Why should you vote: The states are red, the preferences are blue
November 4, 2018, 9:42 am by Sam Wang
Progressive policies are more common than progressive candidates. The candidates for the red state in favor of the minimum wage increase and Medicaid expansion have lost out to rivals, who see them as liberals. However, surveys show that a bipartisan majority favor similar policies. This is a testament to how well Republicans work when it comes to politics about candidates rather than issues.
In six states across the country, voters focus solely on policies. This is the part of the federal game that developers and moderators are now using to move their problems forward.
Medicaid. Citizen of the Utah, Nebraska, Montana and Idaho will vote on expanding Medicaid, providing health care benefits to lower income citizens. These states voted for Trump by a margin of between 18 and 25 percentage points. Where polls are available, however, Utah and Idaho initiatives are likely to be adopted. In Idaho, the outgoing Republican Governor Butch Otter was backing expansion. The Nebraska Initiative has the support of money seriously.
These initiatives could boost Democrats’ opportunities in some of the most vulnerable counties in these states. The October polls stay in District 4 of Utah shows McAdams (D) with an average lead position of 0.5 points (n = 4 polls) compared to Mia Love (R-inc), and Large County of Montana is currently showing a draw (n = 3) between Kathleen Williams (D) and incumbent correspondent Greg Gianforte (R). In these counties, the advancers have a way of focusing voters on health care in a very direct way. There’s no way voters will vote for a progressive candidate – but if they vote, at least they can get the policy they want.

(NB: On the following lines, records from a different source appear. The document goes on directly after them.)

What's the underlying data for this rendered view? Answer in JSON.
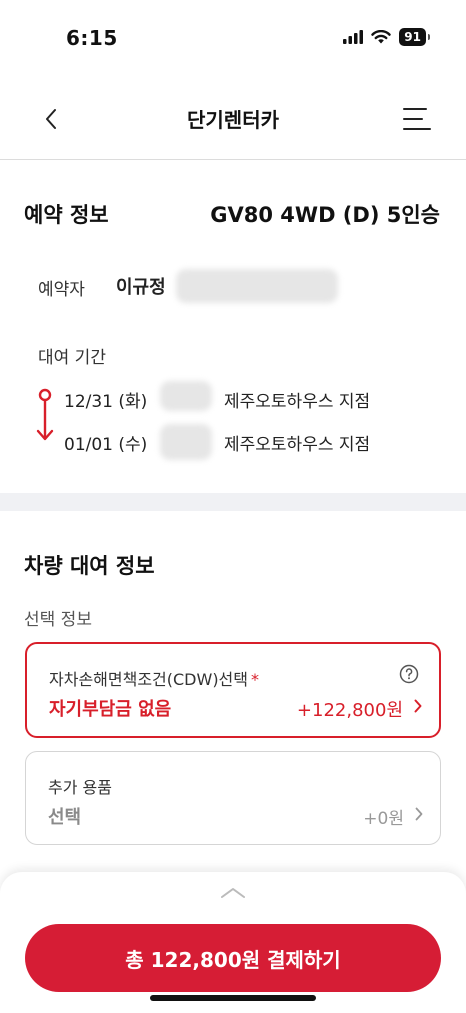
{
  "status": {
    "time": "6:15",
    "battery": "91"
  },
  "header": {
    "title": "단기렌터카"
  },
  "reservation": {
    "section_title": "예약 정보",
    "car_name": "GV80 4WD (D) 5인승",
    "reserver_label": "예약자",
    "reserver_name": "이규정",
    "period_label": "대여 기간",
    "pickup": {
      "date": "12/31 (화)",
      "branch": "제주오토하우스 지점"
    },
    "return": {
      "date": "01/01 (수)",
      "branch": "제주오토하우스 지점"
    }
  },
  "rental_info": {
    "section_title": "차량 대여 정보",
    "select_label": "선택 정보",
    "cdw": {
      "label": "자차손해면책조건(CDW)선택",
      "required_mark": "*",
      "value": "자기부담금 없음",
      "price": "+122,800원"
    },
    "extras": {
      "label": "추가 용품",
      "value": "선택",
      "price": "+0원"
    }
  },
  "bottom": {
    "pay_button": "총 122,800원 결제하기"
  },
  "colors": {
    "accent": "#d81f2a",
    "pay_button": "#d61d35"
  }
}
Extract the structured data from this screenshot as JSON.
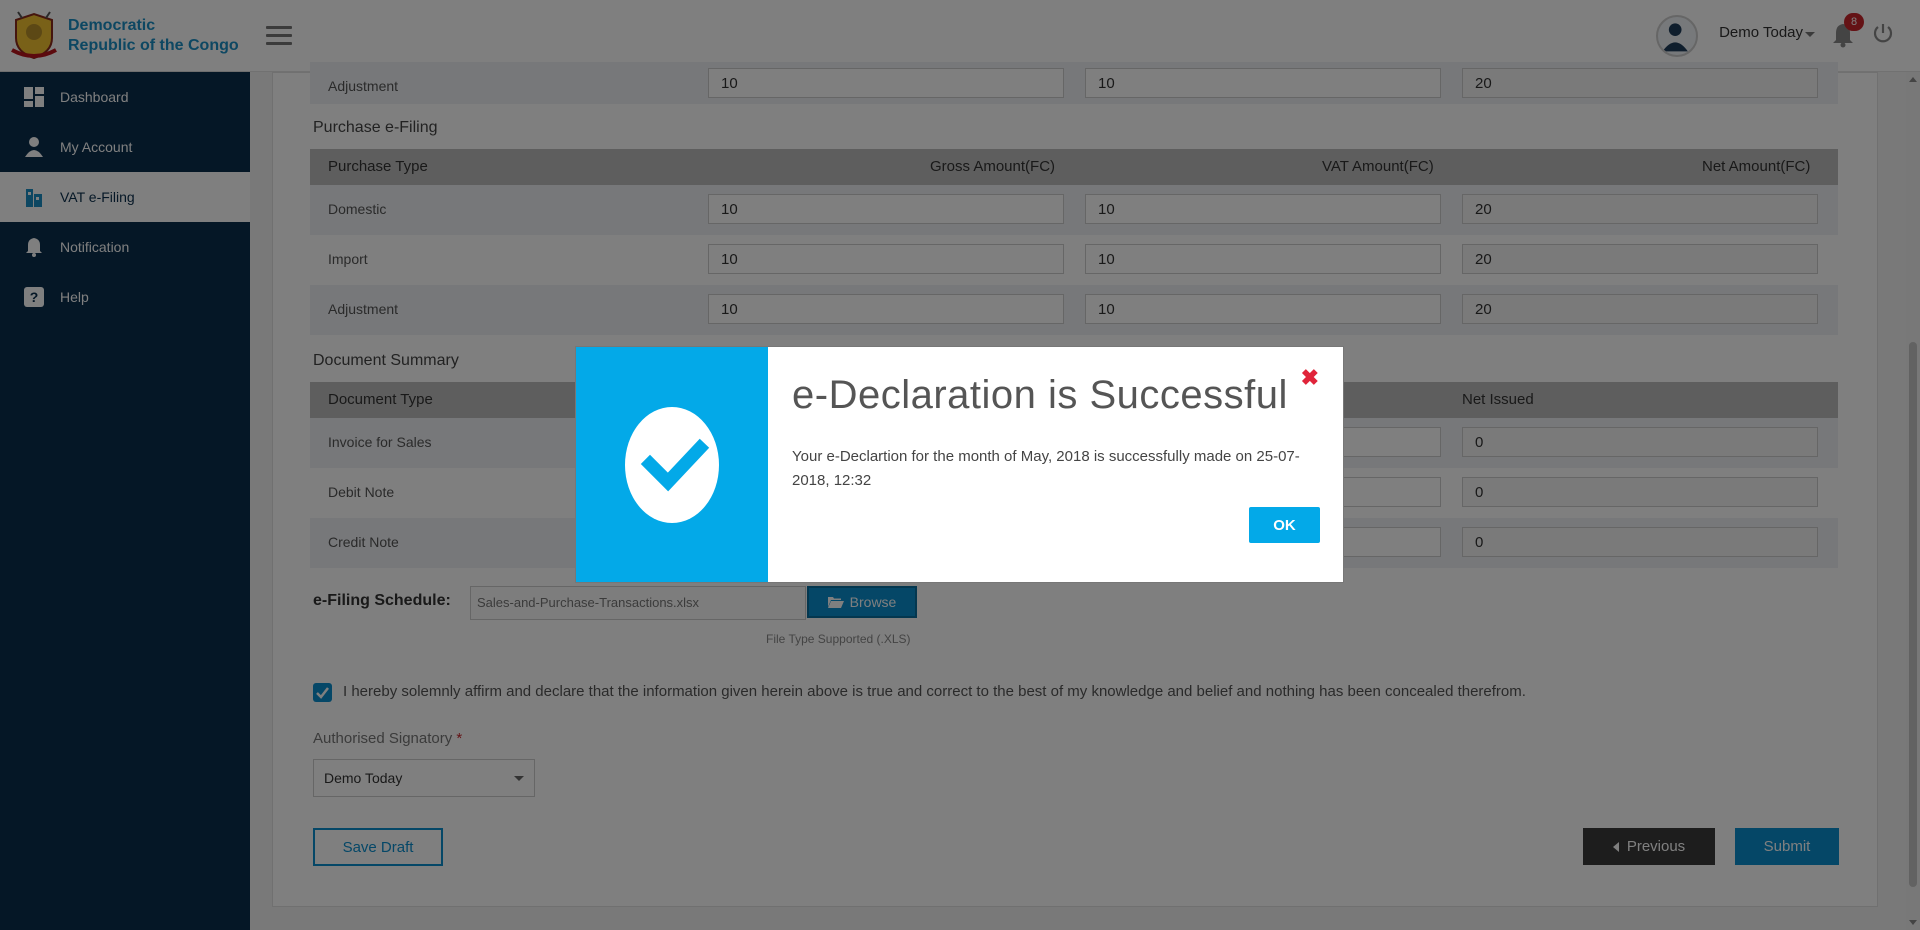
{
  "header": {
    "logo_text_1": "Democratic",
    "logo_text_2": "Republic of the Congo",
    "user_name": "Demo Today",
    "notification_count": "8"
  },
  "sidebar": {
    "items": [
      {
        "label": "Dashboard",
        "icon": "dashboard-icon"
      },
      {
        "label": "My Account",
        "icon": "user-icon"
      },
      {
        "label": "VAT e-Filing",
        "icon": "building-icon",
        "active": true
      },
      {
        "label": "Notification",
        "icon": "bell-icon"
      },
      {
        "label": "Help",
        "icon": "help-icon"
      }
    ]
  },
  "sales_top_row": {
    "label": "Adjustment",
    "gross": "10",
    "vat": "10",
    "net": "20"
  },
  "purchase": {
    "title": "Purchase e-Filing",
    "headers": {
      "type": "Purchase Type",
      "gross": "Gross Amount(FC)",
      "vat": "VAT Amount(FC)",
      "net": "Net Amount(FC)"
    },
    "rows": [
      {
        "label": "Domestic",
        "gross": "10",
        "vat": "10",
        "net": "20"
      },
      {
        "label": "Import",
        "gross": "10",
        "vat": "10",
        "net": "20"
      },
      {
        "label": "Adjustment",
        "gross": "10",
        "vat": "10",
        "net": "20"
      }
    ]
  },
  "documents": {
    "title": "Document Summary",
    "headers": {
      "type": "Document Type",
      "net": "Net Issued"
    },
    "rows": [
      {
        "label": "Invoice for Sales",
        "net": "0"
      },
      {
        "label": "Debit Note",
        "net": "0"
      },
      {
        "label": "Credit Note",
        "net": "0"
      }
    ]
  },
  "schedule": {
    "label": "e-Filing Schedule:",
    "file_name": "Sales-and-Purchase-Transactions.xlsx",
    "browse_label": "Browse",
    "file_type_note": "File Type Supported (.XLS)"
  },
  "declaration": {
    "text": "I hereby solemnly affirm and declare that the information given herein above is true and correct to the best of my knowledge and belief and nothing has been concealed therefrom.",
    "checked": true
  },
  "signatory": {
    "label": "Authorised Signatory",
    "required_mark": "*",
    "selected": "Demo Today"
  },
  "actions": {
    "save_draft": "Save Draft",
    "previous": "Previous",
    "submit": "Submit"
  },
  "modal": {
    "title": "e-Declaration is Successful",
    "message": "Your e-Declartion for the month of May, 2018 is successfully made on 25-07-2018, 12:32",
    "close_glyph": "✖",
    "ok_label": "OK",
    "accent": "#03a9e8"
  }
}
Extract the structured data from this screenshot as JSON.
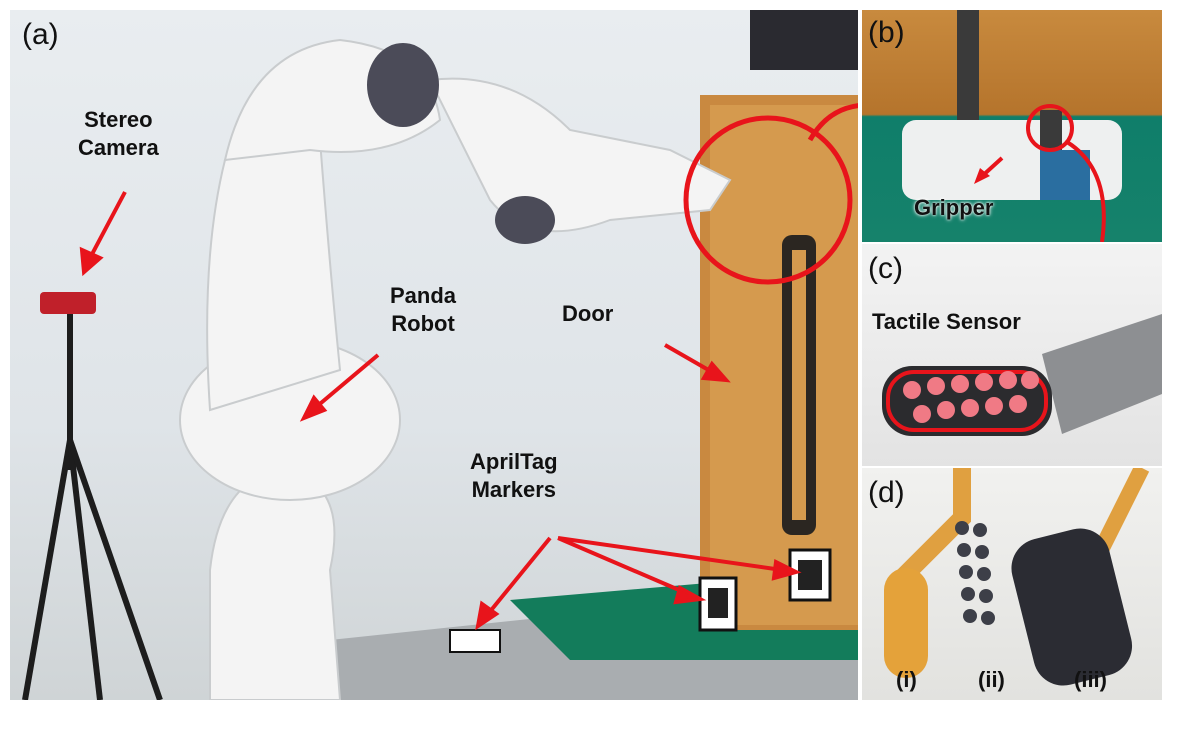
{
  "panels": {
    "a": {
      "tag": "(a)",
      "labels": {
        "stereo_camera": [
          "Stereo",
          "Camera"
        ],
        "panda_robot": [
          "Panda",
          "Robot"
        ],
        "door": "Door",
        "apriltag": [
          "AprilTag",
          "Markers"
        ]
      }
    },
    "b": {
      "tag": "(b)",
      "gripper": "Gripper"
    },
    "c": {
      "tag": "(c)",
      "tactile": "Tactile Sensor"
    },
    "d": {
      "tag": "(d)",
      "items": [
        "(i)",
        "(ii)",
        "(iii)"
      ]
    }
  },
  "colors": {
    "annotation": "#e8141b",
    "wood": "#c98940",
    "robot": "#f4f4f4",
    "green_base": "#127c5a",
    "sensor_dots": "#f07a85"
  }
}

Minimum wage increase. Opinion polls broad bipartisan support to increase the minimum wage. Missouri and Arkansas voters have the opportunity to vote to do so. The polls also showed enthusiasm for setting minimum wages for inflation – the Missouri’s initiative does.
In the race to enter the fiercely competitive Missouri Senate, Claire McCaskill (D-inc.) And Josh Hawley (R) are currently tied. And District 2 of Missouri shows an unclear race (D + 2% and R + 11% in two polls).